Listen, all other things being equal, when E3 is complete, I would expect to see room night growth accelerate for Expedia, not only standalone room nights but especially packaged room nights that have been a negative factor. And I would hope to see that in the second half of the year. Again, we haven't done it. But that's why we're investing the way that we are on the technology side.
The company says subsidiary Hotels.com, which transitioned to the E3 technology platform in early 2010, "experienced healthy room night growth across all regions during the fourth quarter."

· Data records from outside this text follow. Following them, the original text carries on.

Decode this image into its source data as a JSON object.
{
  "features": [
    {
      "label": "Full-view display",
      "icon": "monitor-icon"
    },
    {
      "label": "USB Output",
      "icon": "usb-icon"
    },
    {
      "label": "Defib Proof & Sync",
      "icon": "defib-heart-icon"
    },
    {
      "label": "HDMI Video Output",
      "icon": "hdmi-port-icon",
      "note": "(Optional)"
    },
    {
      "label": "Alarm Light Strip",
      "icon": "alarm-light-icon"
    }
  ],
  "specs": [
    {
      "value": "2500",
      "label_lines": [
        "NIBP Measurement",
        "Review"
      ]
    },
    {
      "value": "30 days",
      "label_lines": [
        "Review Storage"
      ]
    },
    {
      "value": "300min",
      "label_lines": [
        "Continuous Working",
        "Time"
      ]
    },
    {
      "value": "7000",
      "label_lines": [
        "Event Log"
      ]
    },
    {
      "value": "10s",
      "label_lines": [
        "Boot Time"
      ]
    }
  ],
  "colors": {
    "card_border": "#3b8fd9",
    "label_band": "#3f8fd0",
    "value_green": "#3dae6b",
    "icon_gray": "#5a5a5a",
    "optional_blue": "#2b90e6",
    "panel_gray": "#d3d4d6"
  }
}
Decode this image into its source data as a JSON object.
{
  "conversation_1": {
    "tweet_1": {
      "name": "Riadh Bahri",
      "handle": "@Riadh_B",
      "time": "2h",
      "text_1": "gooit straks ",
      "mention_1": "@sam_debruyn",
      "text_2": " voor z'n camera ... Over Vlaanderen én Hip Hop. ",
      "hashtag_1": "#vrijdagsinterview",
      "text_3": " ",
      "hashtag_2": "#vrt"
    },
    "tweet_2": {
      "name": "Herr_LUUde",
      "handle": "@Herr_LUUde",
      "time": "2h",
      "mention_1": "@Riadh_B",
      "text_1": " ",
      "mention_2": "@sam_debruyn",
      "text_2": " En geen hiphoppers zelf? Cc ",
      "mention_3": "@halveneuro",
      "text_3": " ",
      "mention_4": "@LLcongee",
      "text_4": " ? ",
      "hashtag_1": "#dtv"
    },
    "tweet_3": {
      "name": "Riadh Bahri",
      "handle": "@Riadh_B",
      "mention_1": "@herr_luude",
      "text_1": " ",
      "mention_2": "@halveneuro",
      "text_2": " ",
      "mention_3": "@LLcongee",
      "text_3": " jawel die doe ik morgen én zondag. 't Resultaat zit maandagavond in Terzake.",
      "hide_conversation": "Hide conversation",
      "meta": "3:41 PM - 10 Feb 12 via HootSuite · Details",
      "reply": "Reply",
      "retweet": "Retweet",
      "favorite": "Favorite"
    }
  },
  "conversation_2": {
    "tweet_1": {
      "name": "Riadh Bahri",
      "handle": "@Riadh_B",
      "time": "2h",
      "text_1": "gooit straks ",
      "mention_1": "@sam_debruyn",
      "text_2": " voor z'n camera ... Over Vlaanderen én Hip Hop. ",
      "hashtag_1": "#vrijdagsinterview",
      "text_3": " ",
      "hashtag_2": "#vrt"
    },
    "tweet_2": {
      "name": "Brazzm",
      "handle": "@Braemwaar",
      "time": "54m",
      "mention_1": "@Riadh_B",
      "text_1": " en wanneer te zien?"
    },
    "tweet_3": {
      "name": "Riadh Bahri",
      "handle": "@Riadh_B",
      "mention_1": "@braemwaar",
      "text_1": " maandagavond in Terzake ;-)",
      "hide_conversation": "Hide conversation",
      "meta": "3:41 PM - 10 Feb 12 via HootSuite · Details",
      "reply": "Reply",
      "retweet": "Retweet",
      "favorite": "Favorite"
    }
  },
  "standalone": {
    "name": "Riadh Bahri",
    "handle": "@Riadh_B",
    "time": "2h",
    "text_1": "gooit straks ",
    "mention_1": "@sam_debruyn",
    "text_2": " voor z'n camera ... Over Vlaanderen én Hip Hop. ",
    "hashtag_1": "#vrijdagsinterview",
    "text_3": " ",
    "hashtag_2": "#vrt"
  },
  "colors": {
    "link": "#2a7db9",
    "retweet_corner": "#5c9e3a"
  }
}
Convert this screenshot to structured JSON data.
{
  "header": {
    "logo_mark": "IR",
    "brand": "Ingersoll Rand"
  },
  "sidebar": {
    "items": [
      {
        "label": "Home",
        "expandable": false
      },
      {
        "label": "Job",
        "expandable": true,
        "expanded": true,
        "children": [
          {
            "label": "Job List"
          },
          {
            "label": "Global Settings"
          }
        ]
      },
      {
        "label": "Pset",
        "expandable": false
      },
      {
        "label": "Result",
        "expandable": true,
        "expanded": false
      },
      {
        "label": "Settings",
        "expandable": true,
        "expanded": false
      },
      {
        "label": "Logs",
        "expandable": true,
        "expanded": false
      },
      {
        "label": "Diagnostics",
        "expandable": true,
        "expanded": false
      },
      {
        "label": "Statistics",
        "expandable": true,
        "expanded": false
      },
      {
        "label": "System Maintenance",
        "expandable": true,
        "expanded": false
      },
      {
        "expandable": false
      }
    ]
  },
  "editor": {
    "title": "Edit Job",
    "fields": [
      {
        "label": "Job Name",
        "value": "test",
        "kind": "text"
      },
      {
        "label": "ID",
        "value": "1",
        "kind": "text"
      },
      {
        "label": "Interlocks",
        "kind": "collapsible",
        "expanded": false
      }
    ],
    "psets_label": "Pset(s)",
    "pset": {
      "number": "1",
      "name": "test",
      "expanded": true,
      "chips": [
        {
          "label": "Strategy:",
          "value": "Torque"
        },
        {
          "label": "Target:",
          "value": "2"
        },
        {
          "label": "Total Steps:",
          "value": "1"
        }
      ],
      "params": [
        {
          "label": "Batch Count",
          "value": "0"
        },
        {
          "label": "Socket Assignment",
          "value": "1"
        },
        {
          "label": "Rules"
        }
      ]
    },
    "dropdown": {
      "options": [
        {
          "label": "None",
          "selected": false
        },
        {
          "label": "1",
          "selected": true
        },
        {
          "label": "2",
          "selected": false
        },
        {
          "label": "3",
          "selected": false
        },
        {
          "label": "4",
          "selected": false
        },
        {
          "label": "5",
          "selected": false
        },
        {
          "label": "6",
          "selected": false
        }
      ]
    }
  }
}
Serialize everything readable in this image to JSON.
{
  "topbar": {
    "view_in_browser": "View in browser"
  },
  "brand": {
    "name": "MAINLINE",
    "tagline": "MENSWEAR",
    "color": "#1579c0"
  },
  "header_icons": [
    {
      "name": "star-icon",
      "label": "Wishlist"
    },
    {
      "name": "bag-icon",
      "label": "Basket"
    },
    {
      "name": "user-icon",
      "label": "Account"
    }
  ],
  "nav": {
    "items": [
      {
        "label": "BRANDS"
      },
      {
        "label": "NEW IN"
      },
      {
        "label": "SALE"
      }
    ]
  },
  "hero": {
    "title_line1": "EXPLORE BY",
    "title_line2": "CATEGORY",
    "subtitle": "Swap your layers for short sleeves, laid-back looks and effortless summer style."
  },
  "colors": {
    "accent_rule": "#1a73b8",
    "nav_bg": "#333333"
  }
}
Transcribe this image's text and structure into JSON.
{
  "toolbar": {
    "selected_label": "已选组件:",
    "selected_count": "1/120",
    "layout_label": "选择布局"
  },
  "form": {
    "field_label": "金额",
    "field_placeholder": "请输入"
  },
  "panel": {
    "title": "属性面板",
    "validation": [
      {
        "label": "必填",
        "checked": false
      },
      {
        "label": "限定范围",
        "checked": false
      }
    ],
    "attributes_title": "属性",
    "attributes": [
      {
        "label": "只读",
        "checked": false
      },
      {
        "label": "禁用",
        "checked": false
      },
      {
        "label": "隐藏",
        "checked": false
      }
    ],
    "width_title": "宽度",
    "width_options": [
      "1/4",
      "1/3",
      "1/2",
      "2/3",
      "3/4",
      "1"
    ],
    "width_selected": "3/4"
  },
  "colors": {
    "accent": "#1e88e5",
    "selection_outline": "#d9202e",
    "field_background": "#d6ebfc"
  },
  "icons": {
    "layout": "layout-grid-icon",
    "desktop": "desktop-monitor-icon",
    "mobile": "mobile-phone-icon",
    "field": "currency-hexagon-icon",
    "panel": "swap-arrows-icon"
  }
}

And Hotels.com has continued to maintain ... high room night growth. And hopefully, with execution, we'd expect to see that continue on a go-forward basis. But again, we know that we have to prove that out to you. I think the Q4 room night number was really healthy, and I think it was really healthy without Expedia hitting on all cylinders. So if we can hit on all cylinders, we could see things get better. But those are a lot of ifs at this point.
There were bright spots in the earnings announcement.
Expedia is bullish on its 50-50 AirAsia joint venture, which chipped in with healthy room night and hotel revenue growth in the fourth quarter.
And, Expedia CFO Mark Okerstrom says the company is not feeling any impact from Booking.com's share gains in the US market, where Expedia's hotel share likewise is growing.
Financial analysts offered varying views about Expedia's prospects following the earnings release.
Tom White, an analyst for Macquarie Capital, has a "neutral" rating on Expedia and wonders about the cost of the technology upgrades. White says:
The main question for the stock in our view is not whether the Expedia brand’s tech re-platforming will yield improved conversion rates but when and how much the initiative will ultimately cost. This limited visibility, coupled with the potential for y/y EBITDA declines in 1Q given EXPE’s increased seasonality post the TRIP spin is enough to keep us on the sidelines near-term despite EXPE’s appealing relative valuation. Add to this EXPE’s larger relative exposure to the slower-growth/supplier-friendly U.S. market, and we still view PCLN as the preferred way to play the secular shift of global travel bookings moving online.
And, Mark Mahaney, an analyst for Citi Investment Research & Analysis, also has a "neutral" rating on Expedia's stock, but says the "soft" results for Expedia in the fourth quarter sets the company up for "an excellent 2013."
Either way, with Booking.com growing its hotel business, Expedia has something to prove.